Unfortunately, there were setbacks that kept the arc from being perfect, despite the extremely well-done characterizations. I would be remiss to not mention the oft-critiqued, much maligned artwork on the series. In his previous reviews, Ryan had made note of how distracting the art could be. The art is photo referenced against the movies, with photo referenced faces being colored differently than the rest of the series. This discoloration seems to be part of the process, as it seems like the faces are colored before the rest of the art. Not only is the difference in coloring jarring, it is also jarring to be able to pick out which movie scene is referenced in the panel. The uncanny valley effect brought me out of the story far too many times when the illusion of the team on Jedha was broken with movie scenes transferred into the panel. The final page of the arc was a poignantly written scene, but the splash page of the Rebels cropped together from many different scenes undercut any emotional reaction I might’ve had. This is probably due to the faster release schedule of this book (at least two months featured two issues from this arc). If that schedule is behind these artistic choices, I would be satisfied to only get one issue a month. Heck, I’d even endure a hiatus to give the artists more time to work!

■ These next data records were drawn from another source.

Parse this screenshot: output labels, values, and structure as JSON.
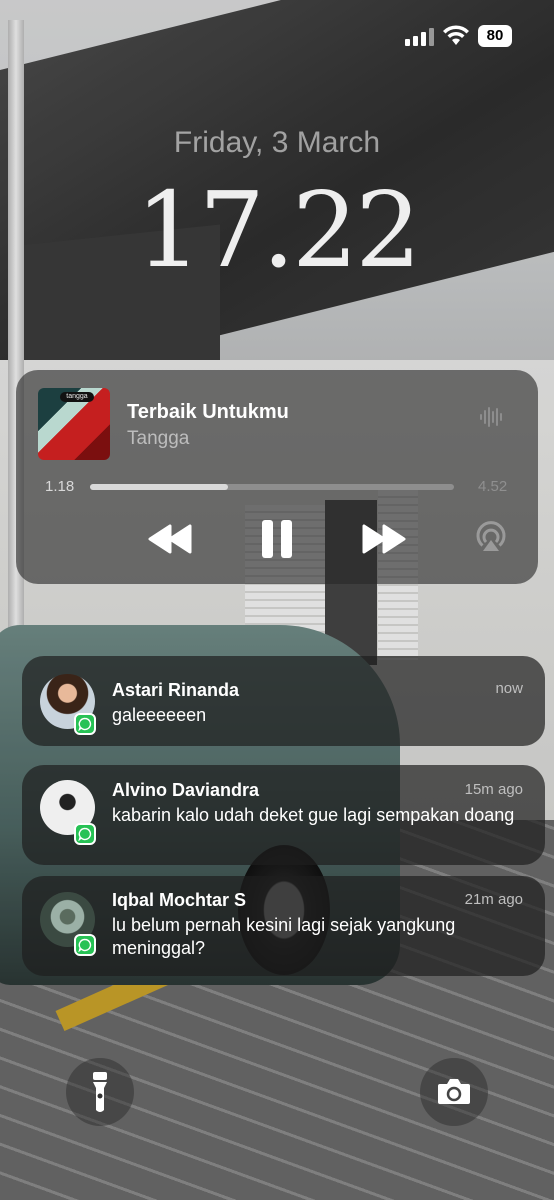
{
  "status_bar": {
    "battery": "80"
  },
  "lock_screen": {
    "date": "Friday, 3 March",
    "time": "17.22"
  },
  "now_playing": {
    "art_tag": "tangga",
    "title": "Terbaik Untukmu",
    "artist": "Tangga",
    "elapsed": "1.18",
    "remaining": "4.52",
    "progress": 0.38
  },
  "notifications": [
    {
      "name": "Astari Rinanda",
      "time": "now",
      "message": "galeeeeeen",
      "app_icon": "whatsapp-icon"
    },
    {
      "name": "Alvino Daviandra",
      "time": "15m ago",
      "message": "kabarin kalo udah deket gue lagi sempakan doang",
      "app_icon": "whatsapp-icon"
    },
    {
      "name": "Iqbal Mochtar S",
      "time": "21m ago",
      "message": "lu belum pernah kesini lagi sejak yangkung meninggal?",
      "app_icon": "whatsapp-icon"
    }
  ],
  "quick_actions": {
    "left": "flashlight-icon",
    "right": "camera-icon"
  },
  "colors": {
    "whatsapp": "#27c255",
    "panel": "#282828"
  }
}
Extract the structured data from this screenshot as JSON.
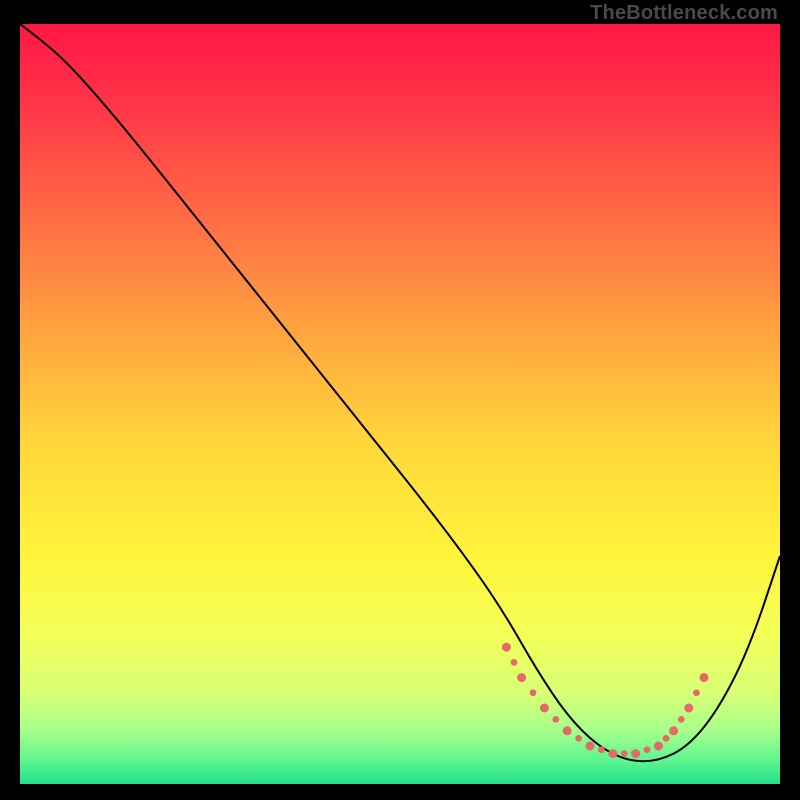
{
  "watermark": "TheBottleneck.com",
  "chart_data": {
    "type": "line",
    "title": "",
    "xlabel": "",
    "ylabel": "",
    "xlim": [
      0,
      100
    ],
    "ylim": [
      0,
      100
    ],
    "grid": false,
    "background_gradient": {
      "stops": [
        {
          "offset": 0.0,
          "color": "#ff1744"
        },
        {
          "offset": 0.1,
          "color": "#ff3348"
        },
        {
          "offset": 0.25,
          "color": "#ff6a45"
        },
        {
          "offset": 0.4,
          "color": "#ffa23f"
        },
        {
          "offset": 0.55,
          "color": "#ffd63a"
        },
        {
          "offset": 0.7,
          "color": "#fff43b"
        },
        {
          "offset": 0.8,
          "color": "#f4ff56"
        },
        {
          "offset": 0.88,
          "color": "#d8ff74"
        },
        {
          "offset": 0.93,
          "color": "#a6ff8a"
        },
        {
          "offset": 0.97,
          "color": "#5cf48f"
        },
        {
          "offset": 1.0,
          "color": "#22e08a"
        }
      ]
    },
    "series": [
      {
        "name": "bottleneck-curve",
        "stroke": "#000000",
        "stroke_width": 2,
        "x": [
          0,
          4,
          8,
          14,
          22,
          30,
          38,
          46,
          54,
          60,
          64,
          68,
          72,
          76,
          80,
          84,
          88,
          92,
          96,
          100
        ],
        "y": [
          100,
          97,
          93,
          86,
          76,
          66,
          56,
          46,
          36,
          28,
          22,
          15,
          9,
          5,
          3,
          3,
          5,
          10,
          18,
          30
        ]
      }
    ],
    "dotted_segment": {
      "name": "optimal-range",
      "stroke": "#e46a6a",
      "dot_radius": 4.5,
      "x": [
        64,
        66,
        69,
        72,
        75,
        78,
        81,
        84,
        86,
        88,
        90
      ],
      "y": [
        18,
        14,
        10,
        7,
        5,
        4,
        4,
        5,
        7,
        10,
        14
      ]
    }
  }
}
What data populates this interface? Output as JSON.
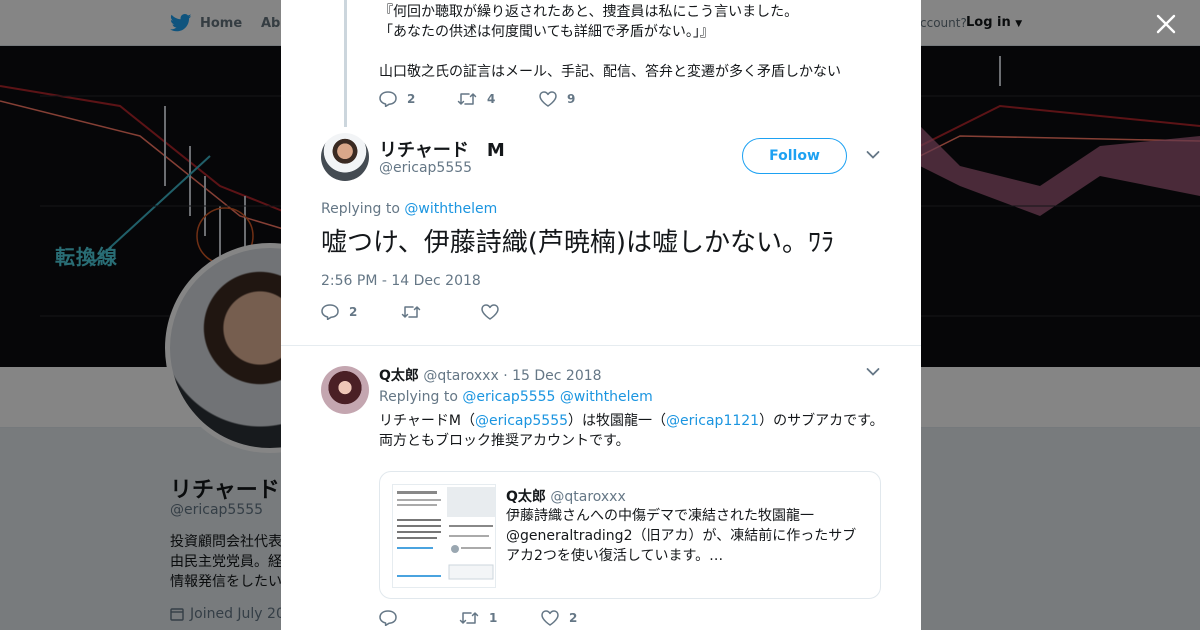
{
  "background": {
    "nav": {
      "home": "Home",
      "about": "Abo",
      "account": "ccount?",
      "login": "Log in"
    },
    "banner_label": "転換線",
    "profile": {
      "name": "リチャード",
      "handle": "@ericap5555",
      "bio": "投資顧問会社代表\n由民主党党員。経\n情報発信をしたい",
      "joined": "Joined July 20"
    }
  },
  "parent_tweet": {
    "text": "『何回か聴取が繰り返されたあと、捜査員は私にこう言いました。\n「あなたの供述は何度聞いても詳細で矛盾がない。」』\n\n山口敬之氏の証言はメール、手記、配信、答弁と変遷が多く矛盾しかない",
    "replies": "2",
    "retweets": "4",
    "likes": "9"
  },
  "main_tweet": {
    "name": "リチャード　M",
    "handle": "@ericap5555",
    "follow_label": "Follow",
    "replying_prefix": "Replying to",
    "replying_to": "@withthelem",
    "text": "嘘つけ、伊藤詩織(芦暁楠)は嘘しかない。ﾜﾗ",
    "timestamp": "2:56 PM - 14 Dec 2018",
    "replies": "2"
  },
  "reply_tweet": {
    "name": "Q太郎",
    "handle": "@qtaroxxx",
    "date": "· 15 Dec 2018",
    "replying_prefix": "Replying to",
    "replying_to_1": "@ericap5555",
    "replying_to_2": "@withthelem",
    "text_part1": "リチャードM（",
    "mention_1": "@ericap5555",
    "text_part2": "）は牧園龍一（",
    "mention_2": "@ericap1121",
    "text_part3": "）のサブアカです。両方ともブロック推奨アカウントです。",
    "quote": {
      "name": "Q太郎",
      "handle": "@qtaroxxx",
      "text": "伊藤詩織さんへの中傷デマで凍結された牧園龍一@generaltrading2（旧アカ）が、凍結前に作ったサブアカ2つを使い復活しています。…"
    },
    "retweets": "1",
    "likes": "2"
  },
  "colors": {
    "accent": "#1da1f2",
    "link": "#1b95e0",
    "muted": "#657786"
  }
}
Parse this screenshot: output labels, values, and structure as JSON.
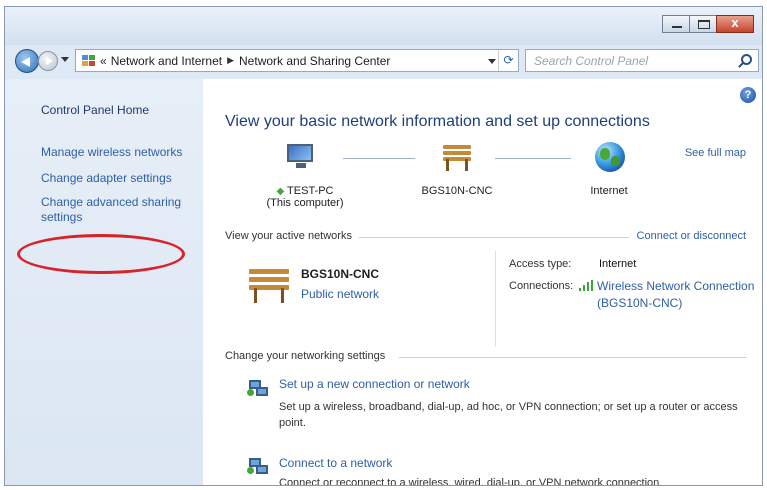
{
  "address": {
    "crumbs": [
      "Network and Internet",
      "Network and Sharing Center"
    ],
    "overflow_glyph": "«"
  },
  "search": {
    "placeholder": "Search Control Panel"
  },
  "window_buttons": {
    "close_glyph": "x"
  },
  "sidebar": {
    "items": [
      {
        "label": "Control Panel Home"
      },
      {
        "label": "Manage wireless networks"
      },
      {
        "label": "Change adapter settings"
      },
      {
        "label": "Change advanced sharing settings"
      }
    ]
  },
  "help_glyph": "?",
  "main": {
    "heading": "View your basic network information and set up connections",
    "see_full_map": "See full map",
    "map": {
      "nodes": [
        {
          "name": "TEST-PC",
          "sub": "(This computer)"
        },
        {
          "name": "BGS10N-CNC"
        },
        {
          "name": "Internet"
        }
      ]
    },
    "active": {
      "title": "View your active networks",
      "connect_link": "Connect or disconnect",
      "network_name": "BGS10N-CNC",
      "network_type": "Public network",
      "access_label": "Access type:",
      "access_value": "Internet",
      "connections_label": "Connections:",
      "connection_name": "Wireless Network Connection",
      "connection_sub": "(BGS10N-CNC)"
    },
    "settings": {
      "title": "Change your networking settings",
      "items": [
        {
          "title": "Set up a new connection or network",
          "desc_line1": "Set up a wireless, broadband, dial-up, ad hoc, or VPN connection; or set up a router or access",
          "desc_line2": "point."
        },
        {
          "title": "Connect to a network",
          "desc_line1": "Connect or reconnect to a wireless, wired, dial-up, or VPN network connection."
        }
      ]
    }
  },
  "colors": {
    "link": "#2d5fa8",
    "heading": "#1e3f7a",
    "callout": "#d8232a",
    "sidebar_bg": "#e7eef7"
  },
  "icons": {
    "back": "back-arrow-icon",
    "forward": "forward-arrow-icon",
    "control_panel": "control-panel-icon",
    "refresh": "refresh-icon",
    "search": "search-icon",
    "help": "help-icon",
    "computer": "computer-monitor-icon",
    "network": "bench-network-icon",
    "internet": "globe-icon",
    "signal": "wireless-signal-icon",
    "setup": "network-setup-icon",
    "connect": "connect-network-icon"
  }
}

Other minor issues distracted me, but may not distract other readers as much. Frequently, Jedha is referred to as a planet in the crawl, which you can read in the included link. In the final issue of the arc, #43, Benthic even refers to it as a planet. The first panel of #43 incorrectly attributes a text bubble to Princess Leia, creating mildly humorous results. This issue was amended in the digital issue. I didn’t give Kanchar’s rank above because he is referred to as both commander and general (and his name is spelled as Kanchan once in issue #42). These issues don’t hamper the story entirely, but I do hope that the series slows its breakneck speed to give everyone the breathing room they need to do the excellent work we’ve seen before. (Unfortunately, solicitations don’t help belay these concerns, as this series will have two issues again in March.)

Really, The Ashes of Jedha was an extremely well-written opening salvo for an exciting start to Kieron Gillen’s run on this series. The arc succeeded in maybe its most important task: I am excited for the next issue to come out. Some Wednesdays, when the next issue of Star Wars was released, my mood would neither be better or worse because of it. I am excited to be excited for the series again, and I am eagerly anticipating the next issue!

Chris is the Sous Chef at the Mynock Manor. You can follow him on Twitter @ChrisWerms, and of course, follow the Manor.

Movie Reviews:
The Last Jedi 

Legendary Adventures:
The Old Republic EraDawn of the Jedi: Into The Void | Lost Tribe of the Sith | The Old Republic: Revan | The Old Republic: Deceived | Red Harvest | The Old Republic: Fatal Alliance The Old Republic: Annihilation | Knight Errant | Darth Bane: Path of Destruction | Darth Bane: Rule of Two | Darth Bane: Dynasty of Evil

The Rise of the Sith: Darth Plagueis | Maul: Lockdown | Cloak of Deception | Darth Maul: Shadow Hunter | The Phantom Menace

The New Jedi Order Era: Scourge

Canon Novel Reviews:
Rogue One: A Star Wars Story

Star Wars Young Reader Reviews:
Adventures in Wild Space: The Escape (Prelude)
So You Want to be a Jedi? 
Beware the Power of the Dark Side!
Poe Dameron: Flight Log
Rebel Dossier
Princess Leia: Royal Rebel (Backstories)
Darth Vader: Sith Lord (Backstories)
The Force Awakens: Finn’s Story
Forces of Destiny:
Daring Adventures vol 1 | Daring Adventures vol 2 | Tales of Hope & Courage

Star Wars Comic Book Reviews:
Darth Vader: The Shu-Torun War
The Force Awakens 1-2

LEGO Star Wars: The Freemaker Adventures Reviews:
“A Hero Discovered” 1×01 | “The Mines of Gabralla” 1×02 | “Zander’s Joyride” 1×03 | “The Lost Treasure of Cloud City” 1×04 | “Peril on Kashyyyk” 1×05 | “Crossing Paths” 1×06 

Rogue One: The Ultimate Visual Guide